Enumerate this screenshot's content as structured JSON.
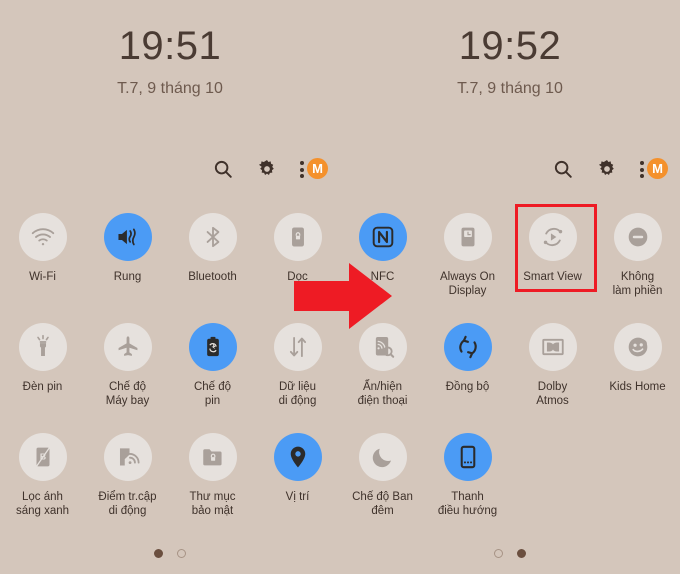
{
  "theme": {
    "background": "#d4c6bb",
    "tile_off": "#e6e1dd",
    "tile_on": "#4b9bf5",
    "accent_red": "#ee1b24",
    "badge_orange": "#f4912c",
    "text": "#3f322b"
  },
  "panels": [
    {
      "id": "left",
      "status": {
        "time": "19:51",
        "date": "T.7, 9 tháng 10"
      },
      "header_actions": [
        {
          "name": "search-icon",
          "label": "Tìm kiếm"
        },
        {
          "name": "gear-icon",
          "label": "Cài đặt"
        },
        {
          "name": "more-options-icon",
          "label": "M"
        }
      ],
      "account_badge": "M",
      "tiles": [
        {
          "label": "Wi-Fi",
          "icon": "wifi-icon",
          "on": false
        },
        {
          "label": "Rung",
          "icon": "vibrate-icon",
          "on": true
        },
        {
          "label": "Bluetooth",
          "icon": "bluetooth-icon",
          "on": false
        },
        {
          "label": "Dọc",
          "icon": "rotation-lock-icon",
          "on": false
        },
        {
          "label": "Đèn pin",
          "icon": "flashlight-icon",
          "on": false
        },
        {
          "label": "Chế độ\nMáy bay",
          "icon": "airplane-icon",
          "on": false
        },
        {
          "label": "Chế độ\npin",
          "icon": "power-saving-icon",
          "on": true
        },
        {
          "label": "Dữ liệu\ndi động",
          "icon": "mobile-data-icon",
          "on": false
        },
        {
          "label": "Lọc ánh\nsáng xanh",
          "icon": "blue-light-filter-icon",
          "on": false
        },
        {
          "label": "Điểm tr.cập\ndi động",
          "icon": "mobile-hotspot-icon",
          "on": false
        },
        {
          "label": "Thư mục\nbảo mật",
          "icon": "secure-folder-icon",
          "on": false
        },
        {
          "label": "Vị trí",
          "icon": "location-icon",
          "on": true
        }
      ],
      "page_dots": {
        "count": 2,
        "active": 0
      }
    },
    {
      "id": "right",
      "status": {
        "time": "19:52",
        "date": "T.7, 9 tháng 10"
      },
      "header_actions": [
        {
          "name": "search-icon",
          "label": "Tìm kiếm"
        },
        {
          "name": "gear-icon",
          "label": "Cài đặt"
        },
        {
          "name": "more-options-icon",
          "label": "M"
        }
      ],
      "account_badge": "M",
      "tiles": [
        {
          "label": "NFC",
          "icon": "nfc-icon",
          "on": true
        },
        {
          "label": "Always On\nDisplay",
          "icon": "always-on-display-icon",
          "on": false
        },
        {
          "label": "Smart View",
          "icon": "smart-view-icon",
          "on": false,
          "highlighted": true
        },
        {
          "label": "Không\nlàm phiền",
          "icon": "do-not-disturb-icon",
          "on": false
        },
        {
          "label": "Ẩn/hiện\nđiện thoại",
          "icon": "hide-phone-icon",
          "on": false
        },
        {
          "label": "Đồng bộ",
          "icon": "sync-icon",
          "on": true
        },
        {
          "label": "Dolby\nAtmos",
          "icon": "dolby-atmos-icon",
          "on": false
        },
        {
          "label": "Kids Home",
          "icon": "kids-home-icon",
          "on": false
        },
        {
          "label": "Chế độ Ban\nđêm",
          "icon": "night-mode-icon",
          "on": false
        },
        {
          "label": "Thanh\nđiều hướng",
          "icon": "navigation-bar-icon",
          "on": true
        },
        {
          "label": "",
          "icon": "",
          "on": false,
          "empty": true
        },
        {
          "label": "",
          "icon": "",
          "on": false,
          "empty": true
        }
      ],
      "page_dots": {
        "count": 2,
        "active": 1
      }
    }
  ],
  "annotations": {
    "arrow": {
      "name": "red-arrow-pointer",
      "color": "#ee1b24",
      "direction": "right"
    },
    "highlight_box": {
      "name": "smart-view-highlight",
      "color": "#ee1b24",
      "target": "Smart View"
    }
  }
}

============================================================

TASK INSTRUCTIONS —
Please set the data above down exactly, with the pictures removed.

RESULT FOR THIS EXERCISE —
Enumerate this screenshot's content as structured JSON.
{
  "theme": {
    "background": "#d4c6bb",
    "tile_off": "#e6e1dd",
    "tile_on": "#4b9bf5",
    "accent_red": "#ee1b24",
    "badge_orange": "#f4912c",
    "text": "#3f322b"
  },
  "panels": [
    {
      "id": "left",
      "status": {
        "time": "19:51",
        "date": "T.7, 9 tháng 10"
      },
      "header_actions": [
        {
          "name": "search-icon",
          "label": "Tìm kiếm"
        },
        {
          "name": "gear-icon",
          "label": "Cài đặt"
        },
        {
          "name": "more-options-icon",
          "label": "M"
        }
      ],
      "account_badge": "M",
      "tiles": [
        {
          "label": "Wi-Fi",
          "icon": "wifi-icon",
          "on": false
        },
        {
          "label": "Rung",
          "icon": "vibrate-icon",
          "on": true
        },
        {
          "label": "Bluetooth",
          "icon": "bluetooth-icon",
          "on": false
        },
        {
          "label": "Dọc",
          "icon": "rotation-lock-icon",
          "on": false
        },
        {
          "label": "Đèn pin",
          "icon": "flashlight-icon",
          "on": false
        },
        {
          "label": "Chế độ\nMáy bay",
          "icon": "airplane-icon",
          "on": false
        },
        {
          "label": "Chế độ\npin",
          "icon": "power-saving-icon",
          "on": true
        },
        {
          "label": "Dữ liệu\ndi động",
          "icon": "mobile-data-icon",
          "on": false
        },
        {
          "label": "Lọc ánh\nsáng xanh",
          "icon": "blue-light-filter-icon",
          "on": false
        },
        {
          "label": "Điểm tr.cập\ndi động",
          "icon": "mobile-hotspot-icon",
          "on": false
        },
        {
          "label": "Thư mục\nbảo mật",
          "icon": "secure-folder-icon",
          "on": false
        },
        {
          "label": "Vị trí",
          "icon": "location-icon",
          "on": true
        }
      ],
      "page_dots": {
        "count": 2,
        "active": 0
      }
    },
    {
      "id": "right",
      "status": {
        "time": "19:52",
        "date": "T.7, 9 tháng 10"
      },
      "header_actions": [
        {
          "name": "search-icon",
          "label": "Tìm kiếm"
        },
        {
          "name": "gear-icon",
          "label": "Cài đặt"
        },
        {
          "name": "more-options-icon",
          "label": "M"
        }
      ],
      "account_badge": "M",
      "tiles": [
        {
          "label": "NFC",
          "icon": "nfc-icon",
          "on": true
        },
        {
          "label": "Always On\nDisplay",
          "icon": "always-on-display-icon",
          "on": false
        },
        {
          "label": "Smart View",
          "icon": "smart-view-icon",
          "on": false,
          "highlighted": true
        },
        {
          "label": "Không\nlàm phiền",
          "icon": "do-not-disturb-icon",
          "on": false
        },
        {
          "label": "Ẩn/hiện\nđiện thoại",
          "icon": "hide-phone-icon",
          "on": false
        },
        {
          "label": "Đồng bộ",
          "icon": "sync-icon",
          "on": true
        },
        {
          "label": "Dolby\nAtmos",
          "icon": "dolby-atmos-icon",
          "on": false
        },
        {
          "label": "Kids Home",
          "icon": "kids-home-icon",
          "on": false
        },
        {
          "label": "Chế độ Ban\nđêm",
          "icon": "night-mode-icon",
          "on": false
        },
        {
          "label": "Thanh\nđiều hướng",
          "icon": "navigation-bar-icon",
          "on": true
        },
        {
          "label": "",
          "icon": "",
          "on": false,
          "empty": true
        },
        {
          "label": "",
          "icon": "",
          "on": false,
          "empty": true
        }
      ],
      "page_dots": {
        "count": 2,
        "active": 1
      }
    }
  ],
  "annotations": {
    "arrow": {
      "name": "red-arrow-pointer",
      "color": "#ee1b24",
      "direction": "right"
    },
    "highlight_box": {
      "name": "smart-view-highlight",
      "color": "#ee1b24",
      "target": "Smart View"
    }
  }
}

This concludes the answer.